TASK STATEMENT
All of the entries below should be returned verbatim, apart from the pictures.

TASK DATA
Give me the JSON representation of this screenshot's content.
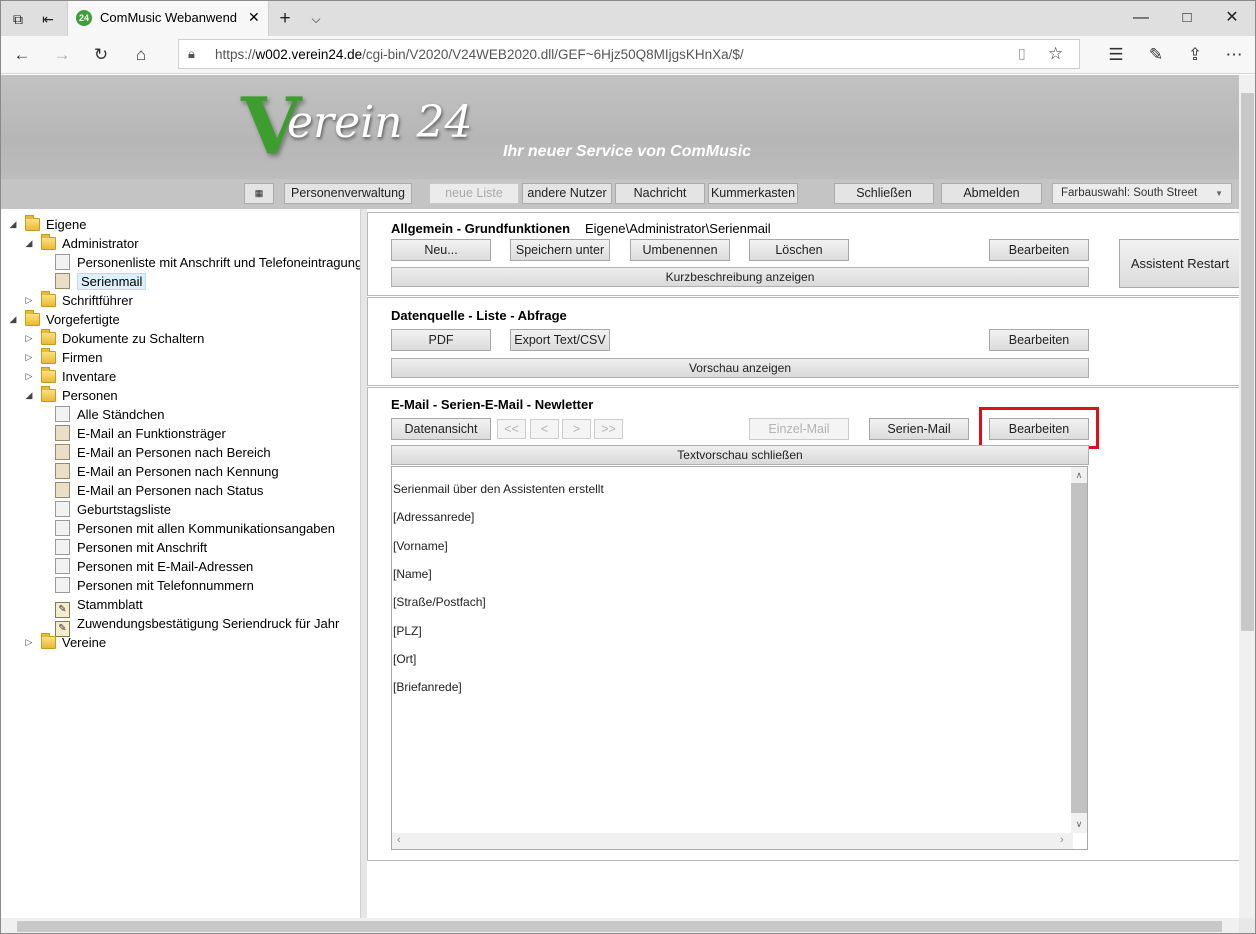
{
  "browser": {
    "tab_title": "ComMusic Webanwend",
    "favicon_text": "24",
    "url_prefix": "https://",
    "url_domain": "w002.verein24.de",
    "url_path": "/cgi-bin/V2020/V24WEB2020.dll/GEF~6Hjz50Q8MIjgsKHnXa/$/"
  },
  "header": {
    "logo_v": "V",
    "logo_rest": "erein 24",
    "slogan": "Ihr neuer Service von ComMusic",
    "buttons": {
      "personenverwaltung": "Personenverwaltung",
      "neue_liste": "neue Liste",
      "andere_nutzer": "andere Nutzer",
      "nachricht": "Nachricht",
      "kummerkasten": "Kummerkasten",
      "schliessen": "Schließen",
      "abmelden": "Abmelden"
    },
    "farbauswahl": "Farbauswahl: South Street"
  },
  "tree": {
    "eigene": "Eigene",
    "administrator": "Administrator",
    "personenliste": "Personenliste mit Anschrift und Telefoneintragungen",
    "serienmail": "Serienmail",
    "schriftfuehrer": "Schriftführer",
    "vorgefertigte": "Vorgefertigte",
    "dokumente": "Dokumente zu Schaltern",
    "firmen": "Firmen",
    "inventare": "Inventare",
    "personen": "Personen",
    "items": [
      "Alle Ständchen",
      "E-Mail an Funktionsträger",
      "E-Mail an Personen nach Bereich",
      "E-Mail an Personen nach Kennung",
      "E-Mail an Personen nach Status",
      "Geburtstagsliste",
      "Personen mit allen Kommunikationsangaben",
      "Personen mit Anschrift",
      "Personen mit E-Mail-Adressen",
      "Personen mit Telefonnummern",
      "Stammblatt",
      "Zuwendungsbestätigung Seriendruck für Jahr"
    ],
    "vereine": "Vereine"
  },
  "panel1": {
    "title": "Allgemein - Grundfunktionen",
    "path": "Eigene\\Administrator\\Serienmail",
    "neu": "Neu...",
    "speichern_unter": "Speichern unter",
    "umbenennen": "Umbenennen",
    "loeschen": "Löschen",
    "bearbeiten": "Bearbeiten",
    "kurzbeschreibung": "Kurzbeschreibung anzeigen",
    "assistent_restart": "Assistent Restart"
  },
  "panel2": {
    "title": "Datenquelle - Liste - Abfrage",
    "pdf": "PDF",
    "export": "Export Text/CSV",
    "bearbeiten": "Bearbeiten",
    "vorschau": "Vorschau anzeigen"
  },
  "panel3": {
    "title": "E-Mail - Serien-E-Mail - Newletter",
    "datenansicht": "Datenansicht",
    "first": "<<",
    "prev": "<",
    "next": ">",
    "last": ">>",
    "einzel_mail": "Einzel-Mail",
    "serien_mail": "Serien-Mail",
    "bearbeiten": "Bearbeiten",
    "textvorschau": "Textvorschau schließen",
    "text_lines": [
      "Serienmail über den Assistenten erstellt",
      "[Adressanrede]",
      "[Vorname]",
      "[Name]",
      "[Straße/Postfach]",
      "[PLZ]",
      "[Ort]",
      "[Briefanrede]"
    ]
  }
}
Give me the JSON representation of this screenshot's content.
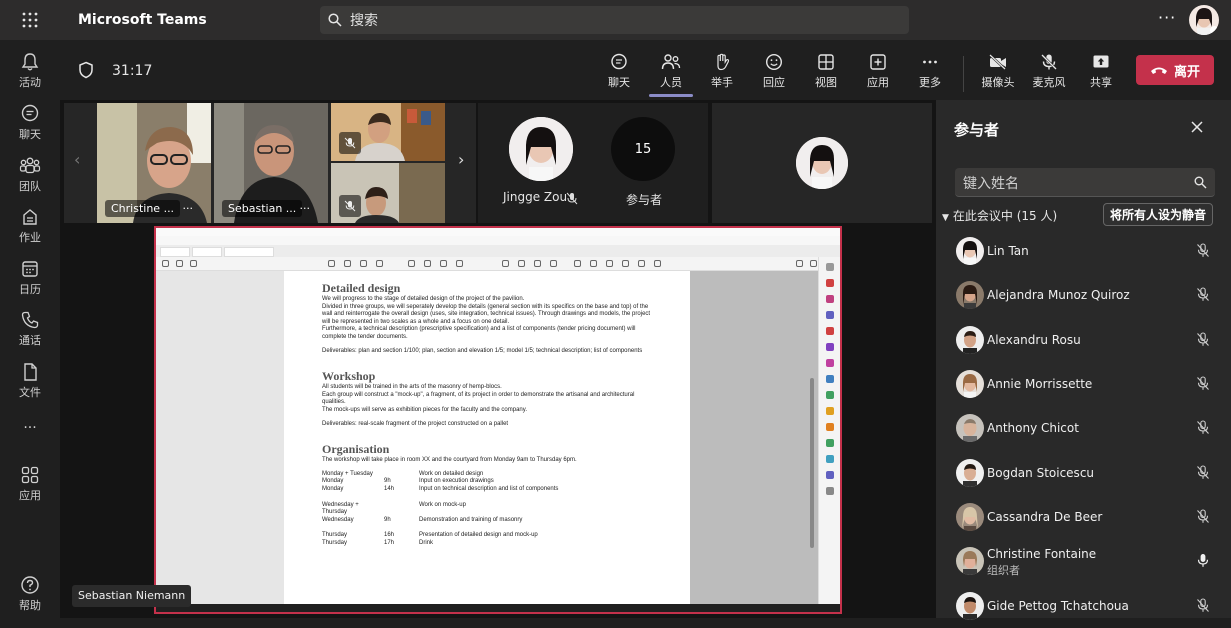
{
  "topbar": {
    "app_title": "Microsoft Teams",
    "search_placeholder": "搜索",
    "more": "···"
  },
  "rail": [
    {
      "label": "活动",
      "icon": "bell-icon"
    },
    {
      "label": "聊天",
      "icon": "chat-icon"
    },
    {
      "label": "团队",
      "icon": "teams-icon"
    },
    {
      "label": "作业",
      "icon": "assignments-icon"
    },
    {
      "label": "日历",
      "icon": "calendar-icon"
    },
    {
      "label": "通话",
      "icon": "phone-icon"
    },
    {
      "label": "文件",
      "icon": "file-icon"
    },
    {
      "label": "···",
      "icon": "more-icon"
    },
    {
      "label": "应用",
      "icon": "apps-icon"
    },
    {
      "label": "帮助",
      "icon": "help-icon"
    }
  ],
  "meeting": {
    "timer": "31:17",
    "toolbar": {
      "chat": "聊天",
      "people": "人员",
      "raise_hand": "举手",
      "reactions": "回应",
      "view": "视图",
      "apps": "应用",
      "more": "更多",
      "camera": "摄像头",
      "mic": "麦克风",
      "share": "共享",
      "leave": "离开"
    },
    "tiles": {
      "christine": "Christine ...",
      "sebastian": "Sebastian ...",
      "more": "···",
      "jingge": "Jingge Zou",
      "participants_count": "15",
      "participants_label": "参与者"
    },
    "speaker_label": "Sebastian Niemann"
  },
  "document": {
    "h1": "Detailed design",
    "p1": "We will progress to the stage of detailed design of the project of the pavilion.",
    "p2": "Divided in three groups, we will seperately develop the details (general section with its specifics on the base and top) of the wall and reinterrogate the overall design (uses, site integration, technical issues). Through drawings and models, the project will be represented in two scales as a whole and a focus on one detail.",
    "p3": "Furthermore, a technical description (prescriptive specification) and a list of components (tender pricing document) will complete the tender documents.",
    "p4": "Deliverables: plan and section 1/100; plan, section and elevation 1/5; model 1/5; technical description; list of components",
    "h2": "Workshop",
    "p5": "All students will be trained in the arts of the masonry of hemp-blocs.",
    "p6": "Each group will construct a \"mock-up\", a fragment, of its project in order to demonstrate the artisanal and architectural qualities.",
    "p7": "The mock-ups will serve as exhibition pieces for the faculty and the company.",
    "p8": "Deliverables: real-scale fragment of the project constructed on a pallet",
    "h3": "Organisation",
    "p9": "The workshop will take place in room XX and the courtyard from Monday 9am to Thursday 6pm.",
    "schedule": [
      [
        "Monday + Tuesday",
        "",
        "Work on detailed design"
      ],
      [
        "Monday",
        "9h",
        "Input on execution drawings"
      ],
      [
        "Monday",
        "14h",
        "Input on technical description and list of components"
      ],
      [
        "",
        "",
        ""
      ],
      [
        "Wednesday + Thursday",
        "",
        "Work on mock-up"
      ],
      [
        "Wednesday",
        "9h",
        "Demonstration and training of masonry"
      ],
      [
        "",
        "",
        ""
      ],
      [
        "Thursday",
        "16h",
        "Presentation of detailed design and mock-up"
      ],
      [
        "Thursday",
        "17h",
        "Drink"
      ]
    ]
  },
  "panel": {
    "title": "参与者",
    "name_placeholder": "键入姓名",
    "section": "在此会议中 (15 人)",
    "mute_all": "将所有人设为静音",
    "participants": [
      {
        "name": "Lin Tan",
        "role": "",
        "muted": true
      },
      {
        "name": "Alejandra Munoz Quiroz",
        "role": "",
        "muted": true
      },
      {
        "name": "Alexandru Rosu",
        "role": "",
        "muted": true
      },
      {
        "name": "Annie Morrissette",
        "role": "",
        "muted": true
      },
      {
        "name": "Anthony Chicot",
        "role": "",
        "muted": true
      },
      {
        "name": "Bogdan Stoicescu",
        "role": "",
        "muted": true
      },
      {
        "name": "Cassandra De Beer",
        "role": "",
        "muted": true
      },
      {
        "name": "Christine Fontaine",
        "role": "组织者",
        "muted": false
      },
      {
        "name": "Gide Pettog Tchatchoua",
        "role": "",
        "muted": true
      }
    ]
  }
}
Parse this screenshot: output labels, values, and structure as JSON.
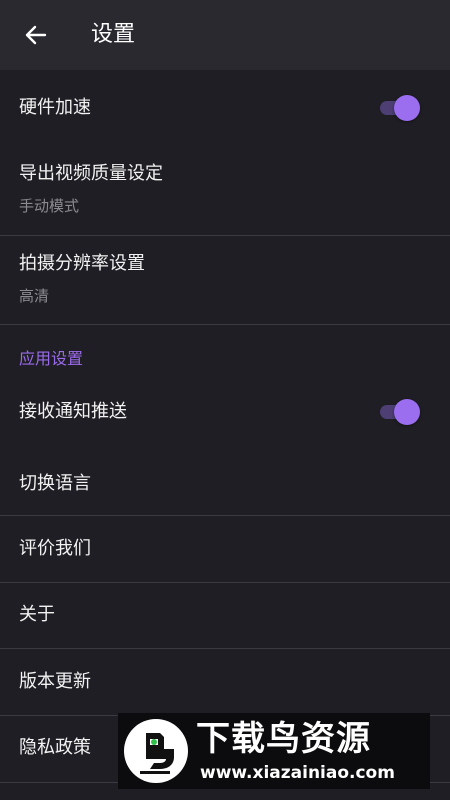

YOUR SOLUTION
Give me the JSON representation of this screenshot's content.
{
  "browser": {
    "tab_title": "ComMusic Webanwend",
    "favicon_text": "24",
    "url_prefix": "https://",
    "url_domain": "w002.verein24.de",
    "url_path": "/cgi-bin/V2020/V24WEB2020.dll/GEF~6Hjz50Q8MIjgsKHnXa/$/"
  },
  "header": {
    "logo_v": "V",
    "logo_rest": "erein 24",
    "slogan": "Ihr neuer Service von ComMusic",
    "buttons": {
      "personenverwaltung": "Personenverwaltung",
      "neue_liste": "neue Liste",
      "andere_nutzer": "andere Nutzer",
      "nachricht": "Nachricht",
      "kummerkasten": "Kummerkasten",
      "schliessen": "Schließen",
      "abmelden": "Abmelden"
    },
    "farbauswahl": "Farbauswahl: South Street"
  },
  "tree": {
    "eigene": "Eigene",
    "administrator": "Administrator",
    "personenliste": "Personenliste mit Anschrift und Telefoneintragungen",
    "serienmail": "Serienmail",
    "schriftfuehrer": "Schriftführer",
    "vorgefertigte": "Vorgefertigte",
    "dokumente": "Dokumente zu Schaltern",
    "firmen": "Firmen",
    "inventare": "Inventare",
    "personen": "Personen",
    "items": [
      "Alle Ständchen",
      "E-Mail an Funktionsträger",
      "E-Mail an Personen nach Bereich",
      "E-Mail an Personen nach Kennung",
      "E-Mail an Personen nach Status",
      "Geburtstagsliste",
      "Personen mit allen Kommunikationsangaben",
      "Personen mit Anschrift",
      "Personen mit E-Mail-Adressen",
      "Personen mit Telefonnummern",
      "Stammblatt",
      "Zuwendungsbestätigung Seriendruck für Jahr"
    ],
    "vereine": "Vereine"
  },
  "panel1": {
    "title": "Allgemein - Grundfunktionen",
    "path": "Eigene\\Administrator\\Serienmail",
    "neu": "Neu...",
    "speichern_unter": "Speichern unter",
    "umbenennen": "Umbenennen",
    "loeschen": "Löschen",
    "bearbeiten": "Bearbeiten",
    "kurzbeschreibung": "Kurzbeschreibung anzeigen",
    "assistent_restart": "Assistent Restart"
  },
  "panel2": {
    "title": "Datenquelle - Liste - Abfrage",
    "pdf": "PDF",
    "export": "Export Text/CSV",
    "bearbeiten": "Bearbeiten",
    "vorschau": "Vorschau anzeigen"
  },
  "panel3": {
    "title": "E-Mail - Serien-E-Mail - Newletter",
    "datenansicht": "Datenansicht",
    "first": "<<",
    "prev": "<",
    "next": ">",
    "last": ">>",
    "einzel_mail": "Einzel-Mail",
    "serien_mail": "Serien-Mail",
    "bearbeiten": "Bearbeiten",
    "textvorschau": "Textvorschau schließen",
    "text_lines": [
      "Serienmail über den Assistenten erstellt",
      "[Adressanrede]",
      "[Vorname]",
      "[Name]",
      "[Straße/Postfach]",
      "[PLZ]",
      "[Ort]",
      "[Briefanrede]"
    ]
  }
}
Give me the JSON representation of this screenshot's content.
{
  "topbar": {
    "app_title": "Microsoft Teams",
    "search_placeholder": "搜索",
    "more": "···"
  },
  "rail": [
    {
      "label": "活动",
      "icon": "bell-icon"
    },
    {
      "label": "聊天",
      "icon": "chat-icon"
    },
    {
      "label": "团队",
      "icon": "teams-icon"
    },
    {
      "label": "作业",
      "icon": "assignments-icon"
    },
    {
      "label": "日历",
      "icon": "calendar-icon"
    },
    {
      "label": "通话",
      "icon": "phone-icon"
    },
    {
      "label": "文件",
      "icon": "file-icon"
    },
    {
      "label": "···",
      "icon": "more-icon"
    },
    {
      "label": "应用",
      "icon": "apps-icon"
    },
    {
      "label": "帮助",
      "icon": "help-icon"
    }
  ],
  "meeting": {
    "timer": "31:17",
    "toolbar": {
      "chat": "聊天",
      "people": "人员",
      "raise_hand": "举手",
      "reactions": "回应",
      "view": "视图",
      "apps": "应用",
      "more": "更多",
      "camera": "摄像头",
      "mic": "麦克风",
      "share": "共享",
      "leave": "离开"
    },
    "tiles": {
      "christine": "Christine ...",
      "sebastian": "Sebastian ...",
      "more": "···",
      "jingge": "Jingge Zou",
      "participants_count": "15",
      "participants_label": "参与者"
    },
    "speaker_label": "Sebastian Niemann"
  },
  "document": {
    "h1": "Detailed design",
    "p1": "We will progress to the stage of detailed design of the project of the pavilion.",
    "p2": "Divided in three groups, we will seperately develop the details (general section with its specifics on the base and top) of the wall and reinterrogate the overall design (uses, site integration, technical issues). Through drawings and models, the project will be represented in two scales as a whole and a focus on one detail.",
    "p3": "Furthermore, a technical description (prescriptive specification) and a list of components (tender pricing document) will complete the tender documents.",
    "p4": "Deliverables: plan and section 1/100; plan, section and elevation 1/5; model 1/5; technical description; list of components",
    "h2": "Workshop",
    "p5": "All students will be trained in the arts of the masonry of hemp-blocs.",
    "p6": "Each group will construct a \"mock-up\", a fragment, of its project in order to demonstrate the artisanal and architectural qualities.",
    "p7": "The mock-ups will serve as exhibition pieces for the faculty and the company.",
    "p8": "Deliverables: real-scale fragment of the project constructed on a pallet",
    "h3": "Organisation",
    "p9": "The workshop will take place in room XX and the courtyard from Monday 9am to Thursday 6pm.",
    "schedule": [
      [
        "Monday + Tuesday",
        "",
        "Work on detailed design"
      ],
      [
        "Monday",
        "9h",
        "Input on execution drawings"
      ],
      [
        "Monday",
        "14h",
        "Input on technical description and list of components"
      ],
      [
        "",
        "",
        ""
      ],
      [
        "Wednesday + Thursday",
        "",
        "Work on mock-up"
      ],
      [
        "Wednesday",
        "9h",
        "Demonstration and training of masonry"
      ],
      [
        "",
        "",
        ""
      ],
      [
        "Thursday",
        "16h",
        "Presentation of detailed design and mock-up"
      ],
      [
        "Thursday",
        "17h",
        "Drink"
      ]
    ]
  },
  "panel": {
    "title": "参与者",
    "name_placeholder": "键入姓名",
    "section": "在此会议中 (15 人)",
    "mute_all": "将所有人设为静音",
    "participants": [
      {
        "name": "Lin Tan",
        "role": "",
        "muted": true
      },
      {
        "name": "Alejandra Munoz Quiroz",
        "role": "",
        "muted": true
      },
      {
        "name": "Alexandru Rosu",
        "role": "",
        "muted": true
      },
      {
        "name": "Annie Morrissette",
        "role": "",
        "muted": true
      },
      {
        "name": "Anthony Chicot",
        "role": "",
        "muted": true
      },
      {
        "name": "Bogdan Stoicescu",
        "role": "",
        "muted": true
      },
      {
        "name": "Cassandra De Beer",
        "role": "",
        "muted": true
      },
      {
        "name": "Christine Fontaine",
        "role": "组织者",
        "muted": false
      },
      {
        "name": "Gide Pettog Tchatchoua",
        "role": "",
        "muted": true
      }
    ]
  }
}
Parse this screenshot: output labels, values, and structure as JSON.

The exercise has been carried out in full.